What is being asked
Only the pictures stay out; every record is to be quoted exactly.
╭─ Given data
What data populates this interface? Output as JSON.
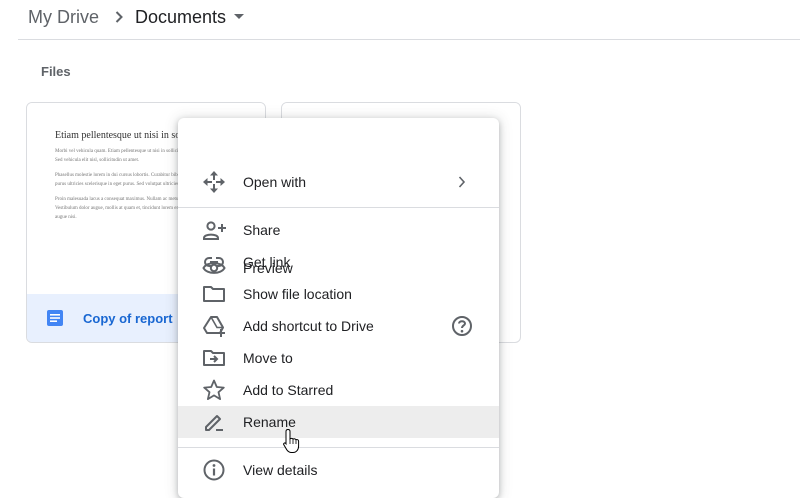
{
  "breadcrumb": {
    "root": "My Drive",
    "current": "Documents"
  },
  "section_title": "Files",
  "files": [
    {
      "name": "Copy of report",
      "preview": {
        "title": "Etiam pellentesque ut nisi in sollicitudin",
        "paragraphs": [
          "Morbi vel vehicula quam. Etiam pellentesque ut nisi in sollicitudin. Nam eu auctor dictum placerat. Sed vehicula elit nisl, sollicitudin ut amet.",
          "Phasellus molestie lorem in dui cursus lobortis. Curabitur bibendum urna at ullamcorper. Mauris at purus ultricies scelerisque in eget purus. Sed volutpat ultricies molestie.",
          "Proin malesuada lacus a consequat maximus. Nullam ac metus sed diam consectetur consectetur. Vestibulum dolor augue, mollis at quam et, tincidunt lorem eros sollicitudin mi, et amet convallis augue nisi."
        ]
      }
    }
  ],
  "context_menu": {
    "items": [
      {
        "label": "Preview",
        "icon": "eye-icon"
      },
      {
        "label": "Open with",
        "icon": "move-arrows-icon",
        "trailing": "chevron-right-icon"
      },
      {
        "label": "Share",
        "icon": "person-add-icon"
      },
      {
        "label": "Get link",
        "icon": "link-icon"
      },
      {
        "label": "Show file location",
        "icon": "folder-icon"
      },
      {
        "label": "Add shortcut to Drive",
        "icon": "drive-shortcut-icon",
        "trailing": "help-icon"
      },
      {
        "label": "Move to",
        "icon": "folder-move-icon"
      },
      {
        "label": "Add to Starred",
        "icon": "star-icon"
      },
      {
        "label": "Rename",
        "icon": "pencil-icon",
        "highlighted": true
      },
      {
        "label": "View details",
        "icon": "info-icon"
      }
    ]
  },
  "colors": {
    "accent": "#1967d2",
    "doc_icon": "#4285f4",
    "card_footer": "#e8f0fe",
    "hover": "#ededed"
  }
}
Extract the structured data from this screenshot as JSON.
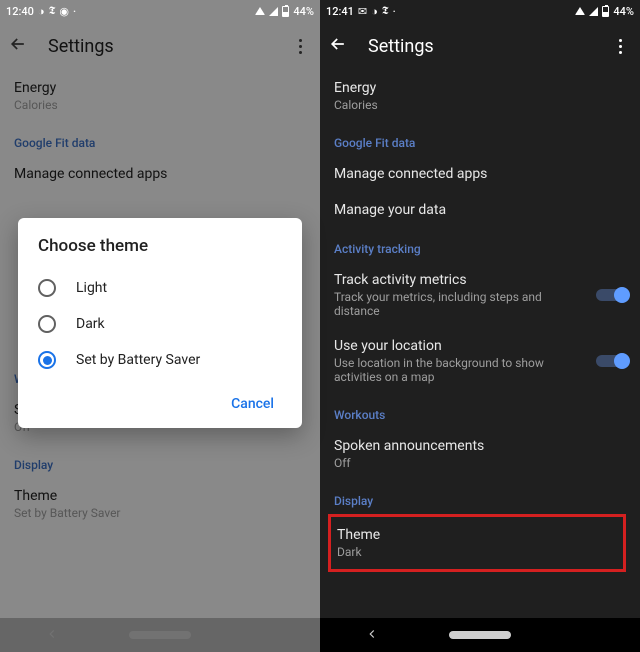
{
  "left": {
    "status": {
      "time": "12:40",
      "battery": "44%"
    },
    "title": "Settings",
    "energy": {
      "label": "Energy",
      "sub": "Calories"
    },
    "section_fit": "Google Fit data",
    "manage_apps": "Manage connected apps",
    "section_workouts": "Workouts",
    "spoken": {
      "label": "Spoken announcements",
      "sub": "Off"
    },
    "section_display": "Display",
    "theme": {
      "label": "Theme",
      "sub": "Set by Battery Saver"
    },
    "dialog": {
      "title": "Choose theme",
      "options": [
        "Light",
        "Dark",
        "Set by Battery Saver"
      ],
      "selected": 2,
      "cancel": "Cancel"
    }
  },
  "right": {
    "status": {
      "time": "12:41",
      "battery": "44%"
    },
    "title": "Settings",
    "energy": {
      "label": "Energy",
      "sub": "Calories"
    },
    "section_fit": "Google Fit data",
    "manage_apps": "Manage connected apps",
    "manage_data": "Manage your data",
    "section_activity": "Activity tracking",
    "track": {
      "label": "Track activity metrics",
      "sub": "Track your metrics, including steps and distance"
    },
    "location": {
      "label": "Use your location",
      "sub": "Use location in the background to show activities on a map"
    },
    "section_workouts": "Workouts",
    "spoken": {
      "label": "Spoken announcements",
      "sub": "Off"
    },
    "section_display": "Display",
    "theme": {
      "label": "Theme",
      "sub": "Dark"
    }
  }
}
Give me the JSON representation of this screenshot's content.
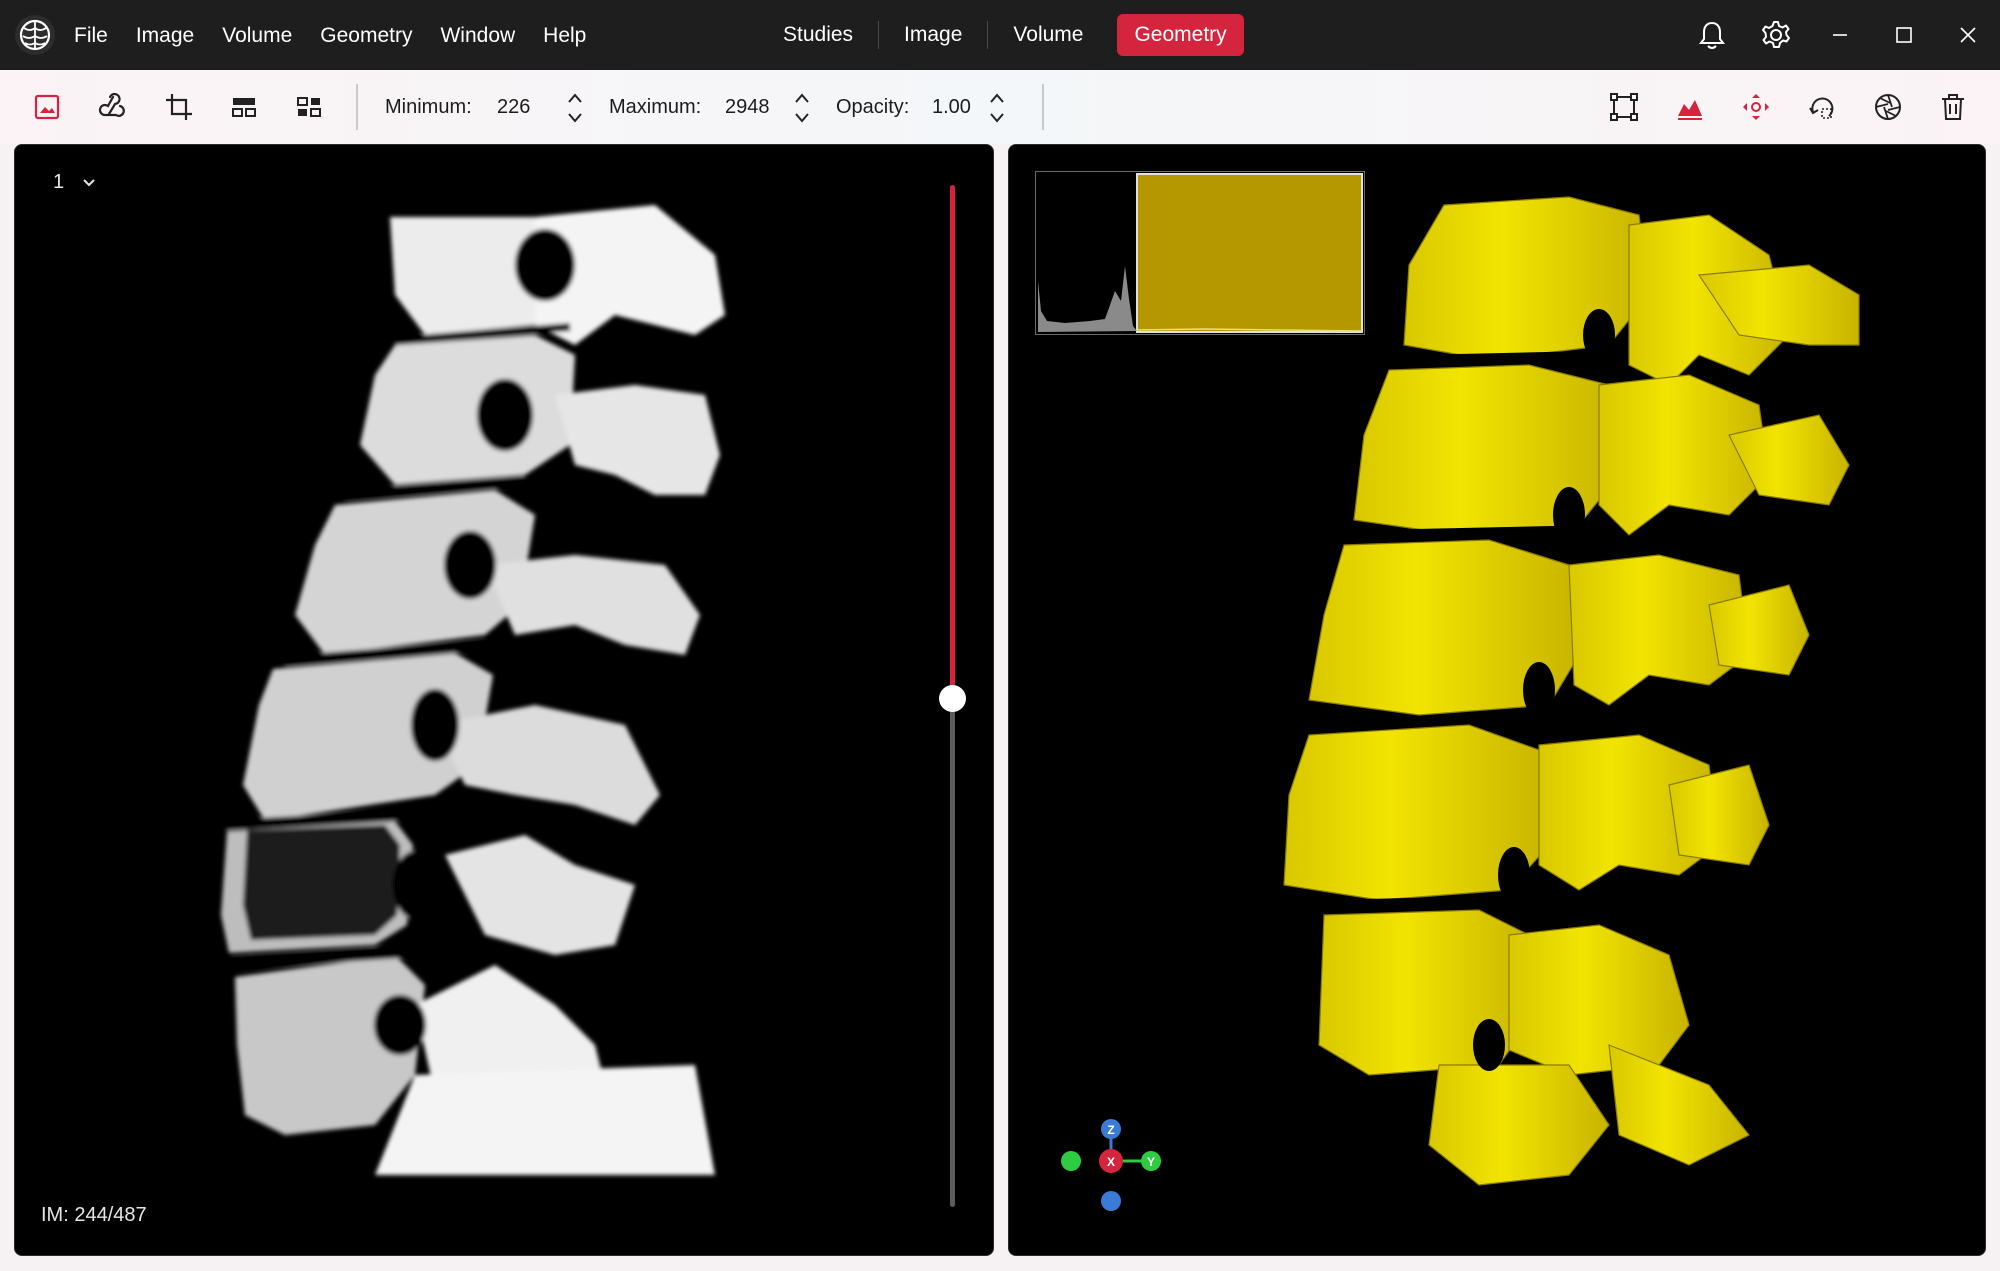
{
  "menu": {
    "items": [
      "File",
      "Image",
      "Volume",
      "Geometry",
      "Window",
      "Help"
    ]
  },
  "modes": {
    "tabs": [
      "Studies",
      "Image",
      "Volume",
      "Geometry"
    ],
    "active": "Geometry"
  },
  "toolbar": {
    "min_label": "Minimum:",
    "min_value": "226",
    "max_label": "Maximum:",
    "max_value": "2948",
    "opacity_label": "Opacity:",
    "opacity_value": "1.00"
  },
  "left_view": {
    "series": "1",
    "slice_info": "IM: 244/487",
    "slice_position": 0.5
  },
  "colors": {
    "accent": "#d4243e",
    "bone": "#e8d800",
    "histogram_fill": "#b59800"
  },
  "icons": {
    "app": "brain-logo-icon",
    "bell": "bell-icon",
    "settings": "gear-icon",
    "minimize": "minimize-icon",
    "maximize": "maximize-icon",
    "close": "close-icon"
  }
}
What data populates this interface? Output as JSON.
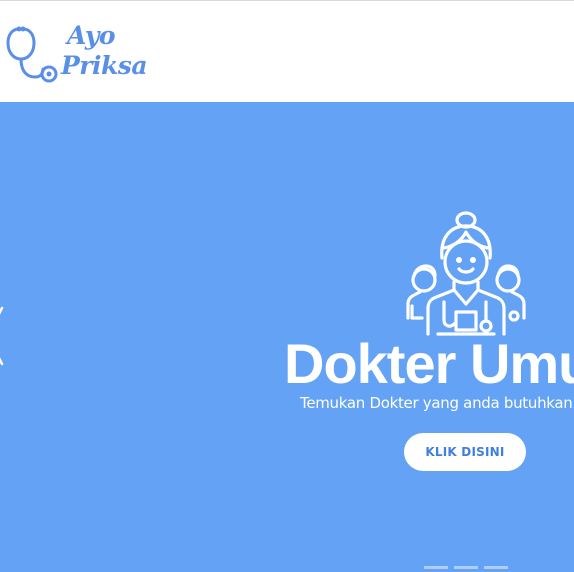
{
  "header": {
    "logo": {
      "line1": "Ayo",
      "line2": "Priksa",
      "icon": "stethoscope-icon",
      "color": "#5a8fe8"
    }
  },
  "hero": {
    "background": "#63a2f4",
    "icon": "doctor-team-icon",
    "title": "Dokter Umum",
    "subtitle": "Temukan Dokter yang anda butuhkan",
    "button_label": "KLIK DISINI",
    "indicator_count": 3
  }
}
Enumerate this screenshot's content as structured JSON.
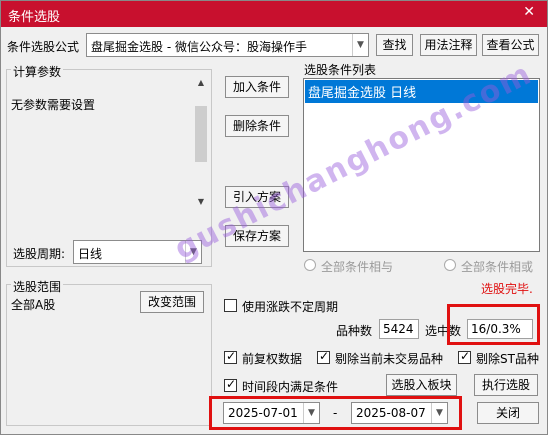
{
  "window": {
    "title": "条件选股",
    "close_glyph": "✕"
  },
  "formula": {
    "label": "条件选股公式",
    "selected": "盘尾掘金选股  -  微信公众号：股海操作手",
    "find_button": "查找",
    "usage_button": "用法注释",
    "view_button": "查看公式"
  },
  "params": {
    "group_label": "计算参数",
    "text": "无参数需要设置",
    "period_label": "选股周期:",
    "period_value": "日线"
  },
  "actions": {
    "add": "加入条件",
    "delete": "删除条件",
    "import": "引入方案",
    "save": "保存方案"
  },
  "conditions": {
    "label": "选股条件列表",
    "items": [
      "盘尾掘金选股  日线"
    ],
    "and_label": "全部条件相与",
    "or_label": "全部条件相或",
    "status": "选股完毕."
  },
  "range": {
    "group_label": "选股范围",
    "value": "全部A股",
    "change_button": "改变范围"
  },
  "options": {
    "volatile_period_label": "使用涨跌不定周期",
    "count_label": "品种数",
    "count_value": "5424",
    "selected_label": "选中数",
    "selected_value": "16/0.3%",
    "pre_adjust_label": "前复权数据",
    "exclude_untraded_label": "剔除当前未交易品种",
    "exclude_st_label": "剔除ST品种",
    "period_condition_label": "时间段内满足条件",
    "to_block_button": "选股入板块",
    "execute_button": "执行选股",
    "close_button": "关闭",
    "date_from": "2025-07-01",
    "date_sep": "-",
    "date_to": "2025-08-07"
  },
  "watermark": "gushichanghong.com",
  "colors": {
    "title_bar": "#c8102e",
    "selection": "#0078d7",
    "status": "#e01010",
    "highlight_box": "#e01010"
  }
}
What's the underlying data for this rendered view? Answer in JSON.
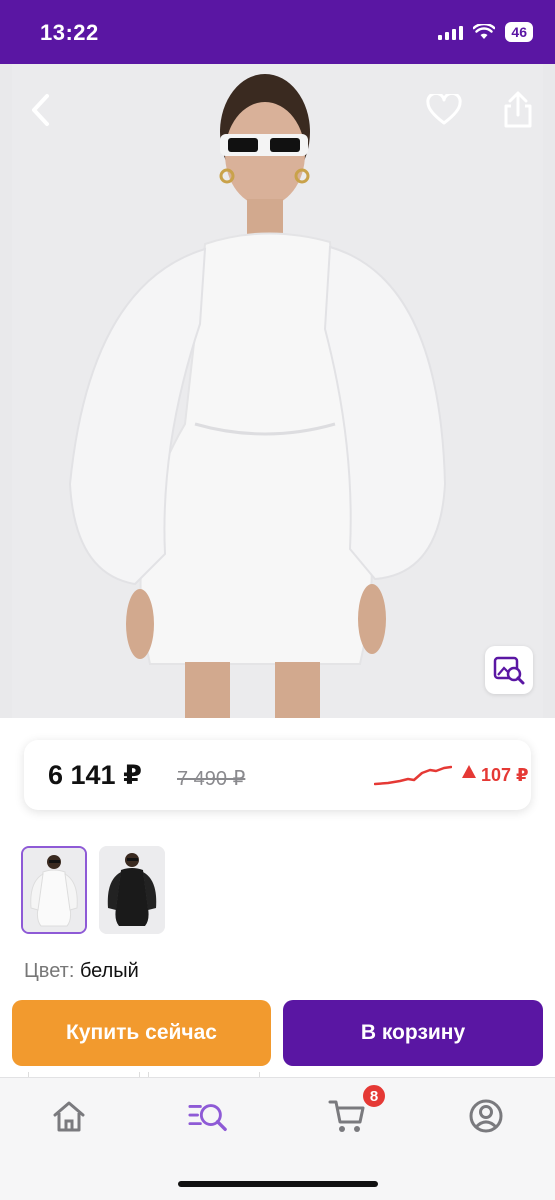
{
  "status_bar": {
    "time": "13:22",
    "network": "46"
  },
  "product": {
    "image_alt": "White jacquard mini dress with puff sleeves",
    "icons": {
      "back": "chevron-left-icon",
      "favorite": "heart-icon",
      "share": "share-icon",
      "image_search": "image-search-icon"
    }
  },
  "price": {
    "current": "6 141 ₽",
    "old": "7 490 ₽",
    "delta": "107 ₽",
    "delta_direction": "up",
    "trend_color": "#e53935"
  },
  "variants": {
    "items": [
      {
        "name": "белый",
        "swatch": "#f3f3f3",
        "selected": true
      },
      {
        "name": "черный",
        "swatch": "#1a1a1a",
        "selected": false
      }
    ]
  },
  "color": {
    "label": "Цвет:",
    "value": "белый"
  },
  "actions": {
    "buy_now": "Купить сейчас",
    "add_to_cart": "В корзину"
  },
  "bottom_nav": {
    "items": [
      {
        "name": "home",
        "icon": "home-icon",
        "active": false
      },
      {
        "name": "catalog",
        "icon": "search-list-icon",
        "active": true
      },
      {
        "name": "cart",
        "icon": "cart-icon",
        "active": false,
        "badge": "8"
      },
      {
        "name": "profile",
        "icon": "profile-icon",
        "active": false
      }
    ]
  },
  "colors": {
    "brand": "#5a16a3",
    "buy": "#f29a2e",
    "accent": "#8e5ad6",
    "alert": "#e53935"
  }
}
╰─
Output below
What data populates this interface? Output as JSON.
{
  "breadcrumb": {
    "root": "My Drive",
    "current": "Documents"
  },
  "section_title": "Files",
  "files": [
    {
      "name": "Copy of report",
      "preview": {
        "title": "Etiam pellentesque ut nisi in sollicitudin",
        "paragraphs": [
          "Morbi vel vehicula quam. Etiam pellentesque ut nisi in sollicitudin. Nam eu auctor dictum placerat. Sed vehicula elit nisl, sollicitudin ut amet.",
          "Phasellus molestie lorem in dui cursus lobortis. Curabitur bibendum urna at ullamcorper. Mauris at purus ultricies scelerisque in eget purus. Sed volutpat ultricies molestie.",
          "Proin malesuada lacus a consequat maximus. Nullam ac metus sed diam consectetur consectetur. Vestibulum dolor augue, mollis at quam et, tincidunt lorem eros sollicitudin mi, et amet convallis augue nisi."
        ]
      }
    }
  ],
  "context_menu": {
    "items": [
      {
        "label": "Preview",
        "icon": "eye-icon"
      },
      {
        "label": "Open with",
        "icon": "move-arrows-icon",
        "trailing": "chevron-right-icon"
      },
      {
        "label": "Share",
        "icon": "person-add-icon"
      },
      {
        "label": "Get link",
        "icon": "link-icon"
      },
      {
        "label": "Show file location",
        "icon": "folder-icon"
      },
      {
        "label": "Add shortcut to Drive",
        "icon": "drive-shortcut-icon",
        "trailing": "help-icon"
      },
      {
        "label": "Move to",
        "icon": "folder-move-icon"
      },
      {
        "label": "Add to Starred",
        "icon": "star-icon"
      },
      {
        "label": "Rename",
        "icon": "pencil-icon",
        "highlighted": true
      },
      {
        "label": "View details",
        "icon": "info-icon"
      }
    ]
  },
  "colors": {
    "accent": "#1967d2",
    "doc_icon": "#4285f4",
    "card_footer": "#e8f0fe",
    "hover": "#ededed"
  }
}
Extract the structured data from this screenshot as JSON.
{
  "left": {
    "status": {
      "time": "12:40",
      "battery": "44%"
    },
    "title": "Settings",
    "energy": {
      "label": "Energy",
      "sub": "Calories"
    },
    "section_fit": "Google Fit data",
    "manage_apps": "Manage connected apps",
    "section_workouts": "Workouts",
    "spoken": {
      "label": "Spoken announcements",
      "sub": "Off"
    },
    "section_display": "Display",
    "theme": {
      "label": "Theme",
      "sub": "Set by Battery Saver"
    },
    "dialog": {
      "title": "Choose theme",
      "options": [
        "Light",
        "Dark",
        "Set by Battery Saver"
      ],
      "selected": 2,
      "cancel": "Cancel"
    }
  },
  "right": {
    "status": {
      "time": "12:41",
      "battery": "44%"
    },
    "title": "Settings",
    "energy": {
      "label": "Energy",
      "sub": "Calories"
    },
    "section_fit": "Google Fit data",
    "manage_apps": "Manage connected apps",
    "manage_data": "Manage your data",
    "section_activity": "Activity tracking",
    "track": {
      "label": "Track activity metrics",
      "sub": "Track your metrics, including steps and distance"
    },
    "location": {
      "label": "Use your location",
      "sub": "Use location in the background to show activities on a map"
    },
    "section_workouts": "Workouts",
    "spoken": {
      "label": "Spoken announcements",
      "sub": "Off"
    },
    "section_display": "Display",
    "theme": {
      "label": "Theme",
      "sub": "Dark"
    }
  }
}
Give me the JSON representation of this screenshot's content.
{
  "menu": {
    "items": [
      "File",
      "Image",
      "Volume",
      "Geometry",
      "Window",
      "Help"
    ]
  },
  "modes": {
    "tabs": [
      "Studies",
      "Image",
      "Volume",
      "Geometry"
    ],
    "active": "Geometry"
  },
  "toolbar": {
    "min_label": "Minimum:",
    "min_value": "226",
    "max_label": "Maximum:",
    "max_value": "2948",
    "opacity_label": "Opacity:",
    "opacity_value": "1.00"
  },
  "left_view": {
    "series": "1",
    "slice_info": "IM: 244/487",
    "slice_position": 0.5
  },
  "colors": {
    "accent": "#d4243e",
    "bone": "#e8d800",
    "histogram_fill": "#b59800"
  },
  "icons": {
    "app": "brain-logo-icon",
    "bell": "bell-icon",
    "settings": "gear-icon",
    "minimize": "minimize-icon",
    "maximize": "maximize-icon",
    "close": "close-icon"
  }
}
What data populates this interface? Output as JSON.
{
  "header": {
    "logo": {
      "line1": "Ayo",
      "line2": "Priksa",
      "icon": "stethoscope-icon",
      "color": "#5a8fe8"
    }
  },
  "hero": {
    "background": "#63a2f4",
    "icon": "doctor-team-icon",
    "title": "Dokter Umum",
    "subtitle": "Temukan Dokter yang anda butuhkan",
    "button_label": "KLIK DISINI",
    "indicator_count": 3
  }
}
Enumerate this screenshot's content as structured JSON.
{
  "window": {
    "title": "条件选股",
    "close_glyph": "✕"
  },
  "formula": {
    "label": "条件选股公式",
    "selected": "盘尾掘金选股  -  微信公众号：股海操作手",
    "find_button": "查找",
    "usage_button": "用法注释",
    "view_button": "查看公式"
  },
  "params": {
    "group_label": "计算参数",
    "text": "无参数需要设置",
    "period_label": "选股周期:",
    "period_value": "日线"
  },
  "actions": {
    "add": "加入条件",
    "delete": "删除条件",
    "import": "引入方案",
    "save": "保存方案"
  },
  "conditions": {
    "label": "选股条件列表",
    "items": [
      "盘尾掘金选股  日线"
    ],
    "and_label": "全部条件相与",
    "or_label": "全部条件相或",
    "status": "选股完毕."
  },
  "range": {
    "group_label": "选股范围",
    "value": "全部A股",
    "change_button": "改变范围"
  },
  "options": {
    "volatile_period_label": "使用涨跌不定周期",
    "count_label": "品种数",
    "count_value": "5424",
    "selected_label": "选中数",
    "selected_value": "16/0.3%",
    "pre_adjust_label": "前复权数据",
    "exclude_untraded_label": "剔除当前未交易品种",
    "exclude_st_label": "剔除ST品种",
    "period_condition_label": "时间段内满足条件",
    "to_block_button": "选股入板块",
    "execute_button": "执行选股",
    "close_button": "关闭",
    "date_from": "2025-07-01",
    "date_sep": "-",
    "date_to": "2025-08-07"
  },
  "watermark": "gushichanghong.com",
  "colors": {
    "title_bar": "#c8102e",
    "selection": "#0078d7",
    "status": "#e01010",
    "highlight_box": "#e01010"
  }
}
What's the underlying data for this rendered view? Answer in JSON.
{
  "status_bar": {
    "time": "13:22",
    "network": "46"
  },
  "product": {
    "image_alt": "White jacquard mini dress with puff sleeves",
    "icons": {
      "back": "chevron-left-icon",
      "favorite": "heart-icon",
      "share": "share-icon",
      "image_search": "image-search-icon"
    }
  },
  "price": {
    "current": "6 141 ₽",
    "old": "7 490 ₽",
    "delta": "107 ₽",
    "delta_direction": "up",
    "trend_color": "#e53935"
  },
  "variants": {
    "items": [
      {
        "name": "белый",
        "swatch": "#f3f3f3",
        "selected": true
      },
      {
        "name": "черный",
        "swatch": "#1a1a1a",
        "selected": false
      }
    ]
  },
  "color": {
    "label": "Цвет:",
    "value": "белый"
  },
  "actions": {
    "buy_now": "Купить сейчас",
    "add_to_cart": "В корзину"
  },
  "bottom_nav": {
    "items": [
      {
        "name": "home",
        "icon": "home-icon",
        "active": false
      },
      {
        "name": "catalog",
        "icon": "search-list-icon",
        "active": true
      },
      {
        "name": "cart",
        "icon": "cart-icon",
        "active": false,
        "badge": "8"
      },
      {
        "name": "profile",
        "icon": "profile-icon",
        "active": false
      }
    ]
  },
  "colors": {
    "brand": "#5a16a3",
    "buy": "#f29a2e",
    "accent": "#8e5ad6",
    "alert": "#e53935"
  }
}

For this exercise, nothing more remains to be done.